Best Jane Austen Tribute: Keeping the Castle by Patrice Kindl
Historical Fantasy with crossbows and poisoned chalices and secrets and awesome dresses and WOW: Grave Mercy by Robin LaFevers
Being a Renaissance-era Dwarf is Nothing Like that guy in Game of Thrones: Jepp Who Defied the Stars by Katherine Marsh
Gothic supernatural romance tempered with a hefty dose of British snark: Unspoken by Sarah Rees Brennan
NON FICTION — Truthfully, probably my favorite category this year

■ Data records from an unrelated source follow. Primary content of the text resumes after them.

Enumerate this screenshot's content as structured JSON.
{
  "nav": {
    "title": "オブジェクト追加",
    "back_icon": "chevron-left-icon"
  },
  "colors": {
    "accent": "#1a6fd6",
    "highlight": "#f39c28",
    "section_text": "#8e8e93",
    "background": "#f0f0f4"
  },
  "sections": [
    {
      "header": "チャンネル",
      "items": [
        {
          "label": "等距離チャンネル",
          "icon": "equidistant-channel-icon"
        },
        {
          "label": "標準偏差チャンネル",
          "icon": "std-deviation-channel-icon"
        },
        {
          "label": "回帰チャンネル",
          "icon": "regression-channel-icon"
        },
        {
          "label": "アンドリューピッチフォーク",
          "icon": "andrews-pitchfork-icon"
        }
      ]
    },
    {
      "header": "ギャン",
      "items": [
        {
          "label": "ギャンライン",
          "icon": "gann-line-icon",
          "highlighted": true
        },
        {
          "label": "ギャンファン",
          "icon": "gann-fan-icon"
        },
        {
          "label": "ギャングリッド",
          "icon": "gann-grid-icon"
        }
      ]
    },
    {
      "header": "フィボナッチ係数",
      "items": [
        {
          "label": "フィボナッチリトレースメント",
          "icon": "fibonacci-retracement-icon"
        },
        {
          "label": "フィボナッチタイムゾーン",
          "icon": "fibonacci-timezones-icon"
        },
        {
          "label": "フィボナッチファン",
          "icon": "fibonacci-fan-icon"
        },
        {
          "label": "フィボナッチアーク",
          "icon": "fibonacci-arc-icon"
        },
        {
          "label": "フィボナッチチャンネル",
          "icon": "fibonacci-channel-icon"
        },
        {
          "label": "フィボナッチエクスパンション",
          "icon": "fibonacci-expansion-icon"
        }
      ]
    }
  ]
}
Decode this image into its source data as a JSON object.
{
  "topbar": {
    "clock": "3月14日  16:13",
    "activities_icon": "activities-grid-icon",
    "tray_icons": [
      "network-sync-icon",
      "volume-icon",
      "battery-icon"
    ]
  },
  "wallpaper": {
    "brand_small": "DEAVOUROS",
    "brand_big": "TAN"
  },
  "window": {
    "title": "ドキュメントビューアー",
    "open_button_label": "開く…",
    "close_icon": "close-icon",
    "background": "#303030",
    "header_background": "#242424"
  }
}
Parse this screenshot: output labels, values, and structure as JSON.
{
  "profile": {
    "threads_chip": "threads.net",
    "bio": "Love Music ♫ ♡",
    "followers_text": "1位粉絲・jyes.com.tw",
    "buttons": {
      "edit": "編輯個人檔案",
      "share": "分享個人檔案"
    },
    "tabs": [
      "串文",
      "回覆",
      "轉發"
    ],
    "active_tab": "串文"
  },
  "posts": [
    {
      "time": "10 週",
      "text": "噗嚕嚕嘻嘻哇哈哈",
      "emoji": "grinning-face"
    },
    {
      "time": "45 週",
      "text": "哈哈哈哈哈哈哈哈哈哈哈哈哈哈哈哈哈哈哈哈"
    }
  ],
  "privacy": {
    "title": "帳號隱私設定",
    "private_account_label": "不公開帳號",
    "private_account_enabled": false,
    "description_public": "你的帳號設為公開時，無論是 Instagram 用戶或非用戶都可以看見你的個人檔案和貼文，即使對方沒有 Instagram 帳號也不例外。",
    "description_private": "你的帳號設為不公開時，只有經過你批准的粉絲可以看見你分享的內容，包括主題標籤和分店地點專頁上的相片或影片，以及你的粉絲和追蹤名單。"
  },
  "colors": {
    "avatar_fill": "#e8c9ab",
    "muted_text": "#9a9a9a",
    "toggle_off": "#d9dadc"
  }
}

If you’re going to read just one, read: Bomb: the race to build — and steal — the world’s most dangerous weapon by Steve Sheinkin. Shienkin writes gripping history with a novelistic narrative style that’s really fun to read. This tale of the atomic arms race is a nail biter, ranging from the shenanigans of the eccentric scientists at Los Alamos, to the inner workings of sinister Soviet espionage, to the incredible team of Norwegian resistance fighters out to destroy a Nazi-operated heavy water plant. Forget James Bond and Indiana Jones: this is real adventure. Love it!
Best Biography: Temple Grandin: how the girl who loved cows embraced autism and changed the world by Sy Montgomery. Cows! Autism! What’s not to love?
Best Autobiography: Chuck Close: Face Book by Chuck Close. Not only a fascinating portrait of one of the United States’ best artists, but an amazing story of someone who overcomes incredible hardship to keep doing what he loves (Close has severe learning disabilities, and suffered a massive stroke as an adult; he is still paralyzed from the chest down). The centerpiece of this volume is a flip-book section where readers can mix-and-match different Close self-portraits in a variety of styles.
Best story you’re always been curious about: The Fairy Ring, or, Elsie and Frances Fool the World by Mary Losure. You know, the Cottingley fairy photographs and the little girls who took them! How on earth did anybody think those pictures were real?